Spotlight on R.A.D.

The R.A.D. mission is to “develop and enhance the options of self defense, so they may become viable considerations to the woman who is attacked” (Lawrence N. Nadeu).

This organization was founded by Lawrence N. Nadeu in order to teach women ways to protect themselves from sexual assault through risk awareness, risk reduction, risk recognition and risk avoidance, which is 90% of self-defense education. The Vanderbilt Branch, ran by Rochelle M Berrios, focuses mainly on the female education and awareness of rape, specifically on college campuses. Topics reviewed in a typical class involve awareness, avoidance, defensive resistance, compliance, physical defense and weapon defense, the reporting of an incident. On college campuses, rape is often not reported. R.A.D. is designed to not only comply with attacks, but to avoid and prevent rape. Although it focuses mostly on rape, it gives women tools to effectively handle multiple types of sexual assault. However, the two-hour time session isn’t fully sufficient for what is needed to for physical defense, and martial arts training is recommended on top of R.A.D. classes for an added physical component. It takes 6 total courses to learn all the necessary information and earn the certificate of completion. While many women do not think that a 12-hour course is necessary, it is an extremely helpful class and has been effective to many of the student Berrios has taught.

At the first session of R.A.D. that we attended, we did not get to engage in too much physical, hands-on training. The session included a very informative introduction of what assault was, and a very informal manual was given to us. Over the two-hour time period, we learned about the many types of sexual assault. The instructors clarified rape, sexual assault, forcible sodomy, stalking, date rape, and the different types of consent. We also learned how legal actions come into play when someone is sexually assaulted. Following learning about legal practices, the four risks of personal safety were discussed.  These risks play the largest role in avoiding rape, and are seen as more important than the physical aspects of rape prevention, enabling a solid base of knowledge and awareness. The risks include awareness, reduction, recognition, and avoidance. The continuum of survival enforced how to deal with rape through the law and in court, as well as awareness, avoidance, defensive resistance, compliance, physical defense, and weapon defense. Following the base education we received, it finally came time to learn about defense strategies. We learned self defense through natural reactions as well as reactions to verbal harassment.

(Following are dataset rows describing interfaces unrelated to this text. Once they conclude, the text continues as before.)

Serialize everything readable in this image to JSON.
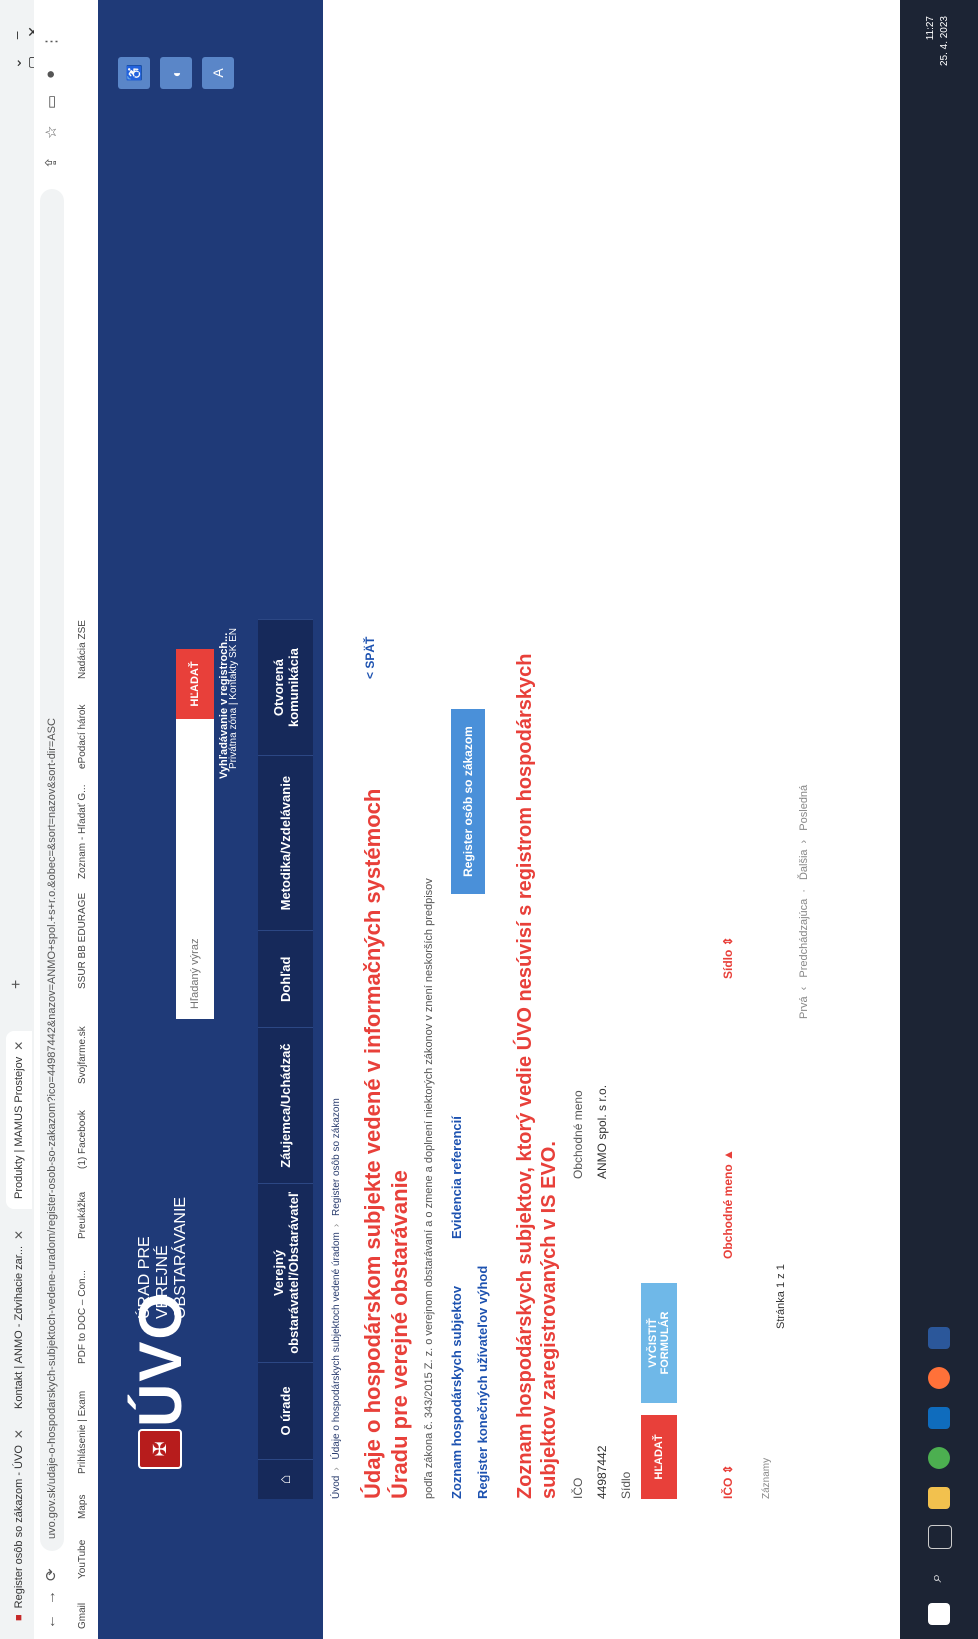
{
  "browser": {
    "tabs": [
      {
        "label": "Register osôb so zákazom - ÚVO"
      },
      {
        "label": "Kontakt | ANMO - Zdvíhacie zar..."
      },
      {
        "label": "Produkty | MAMUS Prostejov"
      }
    ],
    "url": "uvo.gov.sk/udaje-o-hospodarskych-subjektoch-vedene-uradom/register-osob-so-zakazom?ico=44987442&nazov=ANMO+spol.+s+r.o.&obec=&sort=nazov&sort-dir=ASC",
    "bookmarks": [
      "Gmail",
      "YouTube",
      "Maps",
      "Prihlásenie | Exam",
      "PDF to DOC – Con...",
      "Preukážka",
      "(1) Facebook",
      "Svojfarme.sk",
      "SSUR BB EDURAGE",
      "Zoznam - Hľadať G...",
      "ePodací hárok",
      "Nadácia ZSE"
    ]
  },
  "header": {
    "logo_text": "ÚVO",
    "logo_subtitle": "ÚRAD PRE VEREJNÉ OBSTARÁVANIE",
    "util_links": "Privátna zóna  |  Kontakty  SK  EN",
    "search_placeholder": "Hľadaný výraz",
    "search_button": "HĽADAŤ",
    "advanced_search": "Vyhľadávanie v registroch...",
    "nav": [
      "⌂",
      "O úrade",
      "Verejný obstarávateľ/Obstarávateľ",
      "Záujemca/Uchádzač",
      "Dohľad",
      "Metodika/Vzdelávanie",
      "Otvorená komunikácia"
    ]
  },
  "content": {
    "breadcrumb": [
      "Úvod",
      "Údaje o hospodárskych subjektoch vedené úradom",
      "Register osôb so zákazom"
    ],
    "title": "Údaje o hospodárskom subjekte vedené v informačných systémoch Úradu pre verejné obstarávanie",
    "back": "< SPÄŤ",
    "law_text": "podľa zákona č. 343/2015 Z. z. o verejnom obstarávaní a o zmene a doplnení niektorých zákonov v znení neskorších predpisov",
    "links": [
      "Zoznam hospodárskych subjektov",
      "Evidencia referencií",
      "Register konečných užívateľov výhod"
    ],
    "register_button": "Register osôb so zákazom",
    "list_title": "Zoznam hospodárskych subjektov, ktorý vedie ÚVO nesúvisí s registrom hospodárskych subjektov zaregistrovaných v IS EVO.",
    "fields": {
      "ico_label": "IČO",
      "ico_value": "44987442",
      "name_label": "Obchodné meno",
      "name_value": "ANMO spol. s r.o.",
      "seat_label": "Sídlo"
    },
    "search_btn": "HĽADAŤ",
    "clear_btn": "VYČISTIŤ FORMULÁR",
    "columns": [
      "IČO  ⇕",
      "Obchodné meno  ▲",
      "Sídlo  ⇕"
    ],
    "no_records": "Záznamy",
    "pager_label": "Stránka  1  z  1",
    "pager": [
      "Prvá",
      "Predchádzajúca",
      "Ďalšia",
      "Posledná"
    ]
  },
  "taskbar": {
    "time": "11:27",
    "date": "25. 4. 2023"
  }
}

Through these lessons, the importance of body language through stance, tone of voice, and assertiveness were vital for real-life situations of assault.

According to the Department of Justice, every two minutes a woman is sexually assaulted in the US. While this is happens all around the country, it is more prevalent on college campuses where Eriza Gray and other government officials have synthesized that one in five women in college gets sexually assaulted during their time as a student. A small percentage of female Vanderbilt students actually attend the course. When we interviewed Berrios, she told us that most of the classes she teaches are attended by women from the medical center and women from the community. If rape and sexual assault are so prevalent on campus, why is there such low numbers of female students attending these classes?

When talking to Mrs. Berrios, she explained to us how men do not end up attending self-defense classes due to their cockiness. Men in society are expected to express their dominance and masculinity, which makes many men believe that they do not need any advice on how to stop an incident of sexual assault. Male’s need to prove heterosexuality through hyper-masculinity causes male students to dismiss seeking protective measures against sexual violence. Although there are few sexual assault cases involving a male victim, these skills can be applicable to any man. Should men be expected to learn protective measures, like women are?

In Introducing the New Sexual Studies, it discussed how men used sex and power based violence to dominate women. Since women are seen as passive, men think that it is easier to take advantage of them due to gender norms saying they are fragile. Through this class, R.A.D. instructors give women the confidence to fight back in proven, effective ways. The class also teaches women the laws on sexual assault since women today are usually extremely scrutinized and questioned by society. How do we encourage women to step up and report sexual crimes that have occurred? The harsh laws in place make it hard for men to be charged with rape. This is one of the many reason women do not feel comfortable coming forward after an attack takes place. R.A.D. does not only teach preemptive measure women can take to physically defend themselves but the instructors help people understand how to effectively report an incident if something goes wrong. Should there be more laws in place to protect women once an assault has occurred?

Especially now that so many emails are being sent out about sexual assault on campus, women need to search for resources that can help them if something does happen to them. Why wouldn’t you want to learn how to best protect yourself against sexual assault?

-Kara Lucenti and Tara Radan